Further grist to the ‘plagiarism’ mill is hinted at by data provided by Thomson Reuters, which shows just how sharply retractions have increased from China and India in the past few years. The chart describes the national origin of retracted articles, 2001-2005 and 2006-2010, in the Web of Science.
As you can see, the overall picture is largely the same as that found by Grant Steen in his analysis of PubMed retractions, noted on this blog last year but analysed more thoroughly in this blog post by Bob O’Hara.
An in-depth look at India’s retractions, by T. A. Abinandanan, a materials professor at the Indian Institute of Science in Bangalore, concludes that 45 of India’s 70 retractions in PubMed over the past decade were for plagiarism. (His paper is here, and was also covered in this news story by Nature India). So, here are hints that the gradual diffusion of software for detecting plagiarism and image manipulation across the publishing world may have particularly contributed to a rise in retractions.
For those who are interested in trends from journals, I also found that while Nature and Science and other high-impact journals have the most retractions, data from Thomson Reuters show that they tend to spread those out evenly over the past decade. The change in the past 5 years has come from journals with lower impact factors.

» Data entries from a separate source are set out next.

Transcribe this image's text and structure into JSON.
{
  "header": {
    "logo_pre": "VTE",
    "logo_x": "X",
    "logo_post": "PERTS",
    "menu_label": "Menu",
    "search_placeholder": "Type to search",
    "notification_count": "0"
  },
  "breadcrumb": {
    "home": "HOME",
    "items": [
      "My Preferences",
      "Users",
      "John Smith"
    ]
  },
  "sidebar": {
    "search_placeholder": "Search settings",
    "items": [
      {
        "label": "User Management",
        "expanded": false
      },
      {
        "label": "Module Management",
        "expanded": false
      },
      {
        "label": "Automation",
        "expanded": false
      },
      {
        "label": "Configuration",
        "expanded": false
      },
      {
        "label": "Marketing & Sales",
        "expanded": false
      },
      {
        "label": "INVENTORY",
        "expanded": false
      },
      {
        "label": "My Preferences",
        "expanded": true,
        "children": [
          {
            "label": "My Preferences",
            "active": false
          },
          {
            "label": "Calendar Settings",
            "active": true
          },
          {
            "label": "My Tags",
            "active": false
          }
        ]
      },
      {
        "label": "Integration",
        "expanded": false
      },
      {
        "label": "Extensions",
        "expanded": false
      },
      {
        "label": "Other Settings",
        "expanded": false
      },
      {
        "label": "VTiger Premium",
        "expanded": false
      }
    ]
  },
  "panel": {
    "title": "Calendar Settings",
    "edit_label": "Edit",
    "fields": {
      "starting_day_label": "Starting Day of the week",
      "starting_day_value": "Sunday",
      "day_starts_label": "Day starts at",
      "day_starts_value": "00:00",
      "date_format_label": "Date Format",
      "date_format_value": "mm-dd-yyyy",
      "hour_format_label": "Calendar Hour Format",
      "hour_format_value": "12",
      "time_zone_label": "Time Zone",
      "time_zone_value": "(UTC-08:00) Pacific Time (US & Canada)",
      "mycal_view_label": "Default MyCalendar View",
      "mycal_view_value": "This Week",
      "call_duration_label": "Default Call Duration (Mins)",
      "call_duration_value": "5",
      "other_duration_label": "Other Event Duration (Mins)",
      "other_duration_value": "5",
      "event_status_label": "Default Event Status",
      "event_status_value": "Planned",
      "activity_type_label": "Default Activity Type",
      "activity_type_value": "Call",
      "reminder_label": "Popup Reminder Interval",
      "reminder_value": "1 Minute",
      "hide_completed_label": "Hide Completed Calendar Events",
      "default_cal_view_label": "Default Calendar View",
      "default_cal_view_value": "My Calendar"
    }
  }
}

Many people I spoke to wondered if the data suggest we are seeing a real increase in fraud or sloppy mistakes. This is a valid concern. But, as I say in the feature, the number of retractions is so small, compared with the misconduct that surveys suggest goes on, that it is too fragmentary for any useful conclusions to be drawn about the overall rates of sloppiness or misconduct. Science as a culture very rarely bothers to update the papers it puts into the written record. Disputes, errors and misconduct are surely more widespread than the numbers of retractions and corrections suggest.